Chris Burdett (’90 Hotel & Rest. Admin.) has actively participated with WSU since 2004 and has held the following positions: School of Hospitality Business Management Advisory Board member 2004-present, Board Chair 2010-2012, Carson College of Business National Board of Advisors member 2005-present, and National Board of Advisors Chair 2015-2017. Read his full bio.
What was your most positive or transformational career experience as an industry leader and why?
In the winter of 1995, I just finished building out my fifth quick service restaurant (QSR) with my best friend and partner from WSU and was getting antsy to return to the hotel world. I reached out to what was, at that time, someone who I thought could help me get back into hotels and potentially let me work for him directly. Over lunch on a monster snow day in Seattle, Andy Olsen offered me a job as a consultant with The Chambers Group, the company he founded after leaving Laventhol & Horwath in 1990. There are few times in your life where you meet people that you know can make a major impact on your career if you are willing to listen with an open mind. Without Andy and his daily direction and advice over a dozen years, I am certain I would not be where I am today. He was not only a mentor, but a friend.
How has the School of Hospitality Business Management impacted your industry?
I think there are several ways we are seeing the impact from the SHBM. Two, however, stand out. The SHBM graduates are exceptionally prepared to be managers and leaders in the hospitality industry. This is critical to the success of the SHBM program’s reputation. I would place WSU hospitality students against any other program in the country with regard to operational oversight, character, and knowledge of business fundamentals. Secondly, I would also say the SHBM’s ability to pivot within hospitality is also critical to its success. The creation of programs such as wine and beverage business management and the Granger Cobb Institute for Senior Living are all impacting our industry in major ways. I remember the very first meeting on the senior living program and thinking it was not going to be an easy process, given the nuances of higher education and exponential growth of the industry. Thankfully, leadership in the dean’s office recognized an industry with such a potential for growth, along with those driving the agenda such as Dr. Nancy Swanger and senior living industry icons like Granger Cobb, Jerry Meyer, and Bill Pettit. WSU has a funded institute that is now, and will continue to be, the industry leader in senior living education around the world.
What advice would you give to hospitality students?
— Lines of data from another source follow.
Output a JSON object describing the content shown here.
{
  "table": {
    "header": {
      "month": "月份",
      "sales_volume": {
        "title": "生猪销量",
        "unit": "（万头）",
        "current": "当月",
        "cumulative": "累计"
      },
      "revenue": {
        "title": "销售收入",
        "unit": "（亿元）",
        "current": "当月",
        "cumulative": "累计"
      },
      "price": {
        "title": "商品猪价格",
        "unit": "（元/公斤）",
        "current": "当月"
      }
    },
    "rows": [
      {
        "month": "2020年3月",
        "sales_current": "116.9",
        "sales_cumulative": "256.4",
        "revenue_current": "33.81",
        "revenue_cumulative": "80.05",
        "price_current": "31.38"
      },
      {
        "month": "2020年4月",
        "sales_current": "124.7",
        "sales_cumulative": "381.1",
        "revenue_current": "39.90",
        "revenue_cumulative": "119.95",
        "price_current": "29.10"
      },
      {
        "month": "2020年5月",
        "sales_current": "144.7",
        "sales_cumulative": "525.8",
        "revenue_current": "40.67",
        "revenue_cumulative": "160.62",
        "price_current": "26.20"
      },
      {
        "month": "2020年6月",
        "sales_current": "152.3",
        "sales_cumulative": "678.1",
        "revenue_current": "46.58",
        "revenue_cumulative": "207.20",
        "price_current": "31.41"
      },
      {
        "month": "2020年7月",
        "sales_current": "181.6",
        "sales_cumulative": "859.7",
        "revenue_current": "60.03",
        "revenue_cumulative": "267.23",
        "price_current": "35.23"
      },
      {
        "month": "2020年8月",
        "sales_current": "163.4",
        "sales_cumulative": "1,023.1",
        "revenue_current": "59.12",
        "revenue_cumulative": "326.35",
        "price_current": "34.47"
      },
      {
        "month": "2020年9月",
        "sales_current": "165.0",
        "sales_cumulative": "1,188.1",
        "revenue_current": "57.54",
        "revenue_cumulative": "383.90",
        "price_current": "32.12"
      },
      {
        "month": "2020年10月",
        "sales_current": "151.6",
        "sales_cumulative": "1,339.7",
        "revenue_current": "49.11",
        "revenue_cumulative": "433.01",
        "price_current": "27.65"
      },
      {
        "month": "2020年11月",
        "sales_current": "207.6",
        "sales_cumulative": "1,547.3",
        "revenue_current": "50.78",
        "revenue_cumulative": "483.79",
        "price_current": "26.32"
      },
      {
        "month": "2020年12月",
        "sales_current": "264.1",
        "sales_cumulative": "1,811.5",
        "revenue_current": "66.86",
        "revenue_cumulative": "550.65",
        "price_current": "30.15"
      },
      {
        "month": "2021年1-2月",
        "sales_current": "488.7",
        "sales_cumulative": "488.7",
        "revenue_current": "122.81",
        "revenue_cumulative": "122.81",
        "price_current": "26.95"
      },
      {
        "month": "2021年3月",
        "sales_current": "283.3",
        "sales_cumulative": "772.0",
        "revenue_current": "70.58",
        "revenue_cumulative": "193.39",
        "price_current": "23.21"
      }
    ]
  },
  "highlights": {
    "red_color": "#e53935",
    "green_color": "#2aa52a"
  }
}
Keep an open mind when it comes to the industry we all love. One thing I tend to hear repeatedly in student interviews is their narrow view of opportunities in hospitality. I frequently hear “general manager,” “restaurant owner,” or “event planner,” but what I always tell them is that our industry includes so much more. Be prepared to think about what it takes to own, operate, build, sell, invest, and manage whatever it is in this industry that you might find interesting—from franchise sales of national hotel brands to the attorneys who specialize in contract negotiations. From large multinational hotel real estate investment trusts (REITs) to the industry analyst who sets valuations for publicly traded restaurant chains. There are thousands of opportunities in our industry around the world. I vividly remember my dad telling me that if I could work in a restaurant, I could go anywhere and live anywhere, and frankly, he was more than right. He sparked an interest in an industry that really can take you anywhere.